Today we rode 77.5 miles to the closest motel west of Jordan. In that distance there was 1 convenience store and 1 highway rest stop. That was it. As you will observe from the pictures.
Our first 50 miles was hot but otherwise favorable. The last 25 we had wind and hills. Today's effort exceeded what we thought we were capable of.
We had breakfast at the Hell Creek bar, where we dined last night. Here is Marie talking to the locals about our route. (Being of Italian extraction, Marie needs her hands to talk).
Lower right corner: a spittoon.
Off we pedaled, into the vast treeless expanse, 32 miles to the next opportunity to get food and water. The country just kept getting bigger and bigger.
We went through a place in the map labelled "Edwards" but no population was listed. There was no one at all living within miles.
It's rather amazing how you execute comfort stops here. There being no trees, you just pull over and wait until you see no cars for 2 miles in each direction. At that point, you are alone even though you can see for miles.
At Sand Springs, we encountered the world's most bike-friendly convenience store/post office, where I mailed off a tee shirt from Jordan to a friend who collects them. Read the signs:
Note the wi-fi password is posted in the window. Inside the store inventory was thin:
Ice cream and frozen pizzas were in the refrigerator with a locking handle that was outlawed by the Refrigerator Safety Act of 1958.
Here is the Postmaster Sandy, holding up the package I mailed.
All cyclists passing through sign a guest book. Apparently I had the phone upside down.
Marie was not feeling well, most likely due to the heat. Sandy said she would be driving to Winnett at 2:30 to have her hair done. We seriously considered having Marie take a sick day- we still had 44 miles to go and it was seriously hot, especially in the sun. But she decided she coul make it, so we soldiered on.
Fortunately it then became a bit overcast which lessened the heat issue.

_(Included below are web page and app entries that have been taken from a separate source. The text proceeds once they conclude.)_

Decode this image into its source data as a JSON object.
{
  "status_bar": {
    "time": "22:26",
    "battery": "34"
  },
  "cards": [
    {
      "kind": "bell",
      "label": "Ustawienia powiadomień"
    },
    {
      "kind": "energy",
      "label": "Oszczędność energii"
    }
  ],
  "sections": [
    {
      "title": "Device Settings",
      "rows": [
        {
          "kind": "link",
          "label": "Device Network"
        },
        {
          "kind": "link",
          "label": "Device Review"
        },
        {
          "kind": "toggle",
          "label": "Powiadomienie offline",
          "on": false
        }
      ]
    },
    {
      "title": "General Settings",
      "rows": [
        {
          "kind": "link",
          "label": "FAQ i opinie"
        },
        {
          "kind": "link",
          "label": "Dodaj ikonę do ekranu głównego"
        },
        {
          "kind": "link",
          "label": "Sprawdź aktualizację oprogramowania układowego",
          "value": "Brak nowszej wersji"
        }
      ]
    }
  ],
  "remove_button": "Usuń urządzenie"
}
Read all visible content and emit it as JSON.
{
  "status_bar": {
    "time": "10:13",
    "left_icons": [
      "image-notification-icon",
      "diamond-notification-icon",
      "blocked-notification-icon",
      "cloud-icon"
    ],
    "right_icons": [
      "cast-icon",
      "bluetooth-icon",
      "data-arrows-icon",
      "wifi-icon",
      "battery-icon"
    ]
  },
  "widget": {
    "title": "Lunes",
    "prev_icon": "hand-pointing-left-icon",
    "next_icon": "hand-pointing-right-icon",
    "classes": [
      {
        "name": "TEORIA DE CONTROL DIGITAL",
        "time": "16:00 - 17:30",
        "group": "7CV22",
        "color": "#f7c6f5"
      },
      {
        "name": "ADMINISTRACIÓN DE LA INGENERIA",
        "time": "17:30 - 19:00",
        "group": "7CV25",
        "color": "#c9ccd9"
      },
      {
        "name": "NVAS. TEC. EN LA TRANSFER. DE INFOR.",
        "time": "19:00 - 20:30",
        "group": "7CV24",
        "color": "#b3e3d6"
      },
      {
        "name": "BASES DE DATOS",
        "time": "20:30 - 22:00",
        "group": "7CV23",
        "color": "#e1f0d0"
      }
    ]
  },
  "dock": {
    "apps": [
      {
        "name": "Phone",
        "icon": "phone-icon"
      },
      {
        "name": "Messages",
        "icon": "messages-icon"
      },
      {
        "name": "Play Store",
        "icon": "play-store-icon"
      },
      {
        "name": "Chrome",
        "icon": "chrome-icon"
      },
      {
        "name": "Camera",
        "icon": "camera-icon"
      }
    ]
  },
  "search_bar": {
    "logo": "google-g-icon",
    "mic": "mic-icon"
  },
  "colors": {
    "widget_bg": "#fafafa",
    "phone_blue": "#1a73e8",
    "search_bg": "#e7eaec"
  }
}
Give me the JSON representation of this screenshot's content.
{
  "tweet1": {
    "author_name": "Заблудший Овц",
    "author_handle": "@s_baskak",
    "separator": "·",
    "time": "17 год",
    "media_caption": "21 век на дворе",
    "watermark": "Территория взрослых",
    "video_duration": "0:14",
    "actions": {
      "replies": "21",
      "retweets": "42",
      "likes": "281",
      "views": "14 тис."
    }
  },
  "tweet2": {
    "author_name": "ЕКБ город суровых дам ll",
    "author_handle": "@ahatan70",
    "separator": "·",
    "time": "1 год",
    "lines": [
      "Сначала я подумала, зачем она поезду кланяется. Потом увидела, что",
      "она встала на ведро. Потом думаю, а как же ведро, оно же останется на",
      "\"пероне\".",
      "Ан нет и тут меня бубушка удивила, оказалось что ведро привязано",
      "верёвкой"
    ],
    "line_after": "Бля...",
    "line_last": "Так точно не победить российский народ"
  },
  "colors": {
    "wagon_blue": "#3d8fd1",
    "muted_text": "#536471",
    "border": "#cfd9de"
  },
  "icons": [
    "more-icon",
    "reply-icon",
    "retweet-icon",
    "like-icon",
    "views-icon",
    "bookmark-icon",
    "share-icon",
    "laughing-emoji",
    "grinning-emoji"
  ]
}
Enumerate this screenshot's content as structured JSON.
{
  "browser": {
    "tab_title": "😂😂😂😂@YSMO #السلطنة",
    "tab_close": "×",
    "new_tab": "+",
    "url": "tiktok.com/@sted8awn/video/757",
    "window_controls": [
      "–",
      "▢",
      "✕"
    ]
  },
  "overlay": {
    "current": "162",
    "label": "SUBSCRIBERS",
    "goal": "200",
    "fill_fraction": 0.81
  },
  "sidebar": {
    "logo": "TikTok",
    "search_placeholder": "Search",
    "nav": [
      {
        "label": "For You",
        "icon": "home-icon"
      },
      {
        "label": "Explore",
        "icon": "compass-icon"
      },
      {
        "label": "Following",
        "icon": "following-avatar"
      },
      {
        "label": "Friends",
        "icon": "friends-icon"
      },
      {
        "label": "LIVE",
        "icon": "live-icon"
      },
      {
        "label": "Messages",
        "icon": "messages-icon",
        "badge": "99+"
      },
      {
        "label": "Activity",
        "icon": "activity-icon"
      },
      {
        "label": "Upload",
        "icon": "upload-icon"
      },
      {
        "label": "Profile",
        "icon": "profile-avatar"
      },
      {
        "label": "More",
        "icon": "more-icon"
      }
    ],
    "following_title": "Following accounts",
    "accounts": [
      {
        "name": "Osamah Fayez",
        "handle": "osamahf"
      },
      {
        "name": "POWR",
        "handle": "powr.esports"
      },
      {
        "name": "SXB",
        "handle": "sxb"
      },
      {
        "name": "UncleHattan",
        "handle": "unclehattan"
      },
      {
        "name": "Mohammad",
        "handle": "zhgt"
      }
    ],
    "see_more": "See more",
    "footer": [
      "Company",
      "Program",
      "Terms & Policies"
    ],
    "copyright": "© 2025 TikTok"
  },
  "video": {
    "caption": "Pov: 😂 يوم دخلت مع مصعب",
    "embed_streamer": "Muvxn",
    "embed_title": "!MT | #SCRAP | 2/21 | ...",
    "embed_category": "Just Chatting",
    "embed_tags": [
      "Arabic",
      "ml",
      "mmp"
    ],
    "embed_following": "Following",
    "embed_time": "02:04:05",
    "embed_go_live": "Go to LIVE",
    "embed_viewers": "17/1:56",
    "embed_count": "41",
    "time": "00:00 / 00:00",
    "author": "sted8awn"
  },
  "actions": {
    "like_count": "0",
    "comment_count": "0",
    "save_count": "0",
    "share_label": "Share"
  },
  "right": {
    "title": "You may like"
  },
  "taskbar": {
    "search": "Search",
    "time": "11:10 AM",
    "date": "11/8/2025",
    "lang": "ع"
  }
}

The terrain continued to roll. Really, there was not a lot to see, except for the mind-blowing vast expanses. View this on a bigger screen than a phone so you can zoom in on the vastness.
The afternoon turned into a death march, with head/side winds and hills. Quitting was not a option. The last 25 miles took forever.
Winnett (population 192) is actually an ok place. The motel was built by the owner, who is a carpenter. It's as neat and clean as can be. Immaculate workmanship and maintenance everywhere. Just he opposite of the dirt bag, trash-strewn dump that Circle was. It's just a matter of attitude, I guess.
We ate at The Happy Heifer, one of the town's 2 bars. While I was face-timing my SESCA colleagues, this pickup rolled into town and the drivers went into the bar, so I had a chance to photograph it:
This is a Ford F1, built between 1948 and 1952. It appeared to be utterly original and unrestored. The truck was originally green, but it's now rust colored.
Anyway, we made friends with the retired ranchers who were drinking Bud Light at the bar. Did you know that those hay bales sell for $80/ton in the field, plus $30 to deliver? A typical bale weighs 1,000 pounds but it varies depending on the moisture content of the hay and many other factors. So Jen and Rachel, if you want one of these for your front yard, I can make a connection for you.
Tomorrow we head 50 miles to Lewistown, a town of 5,000 people, where we are going to take a couple of rest days.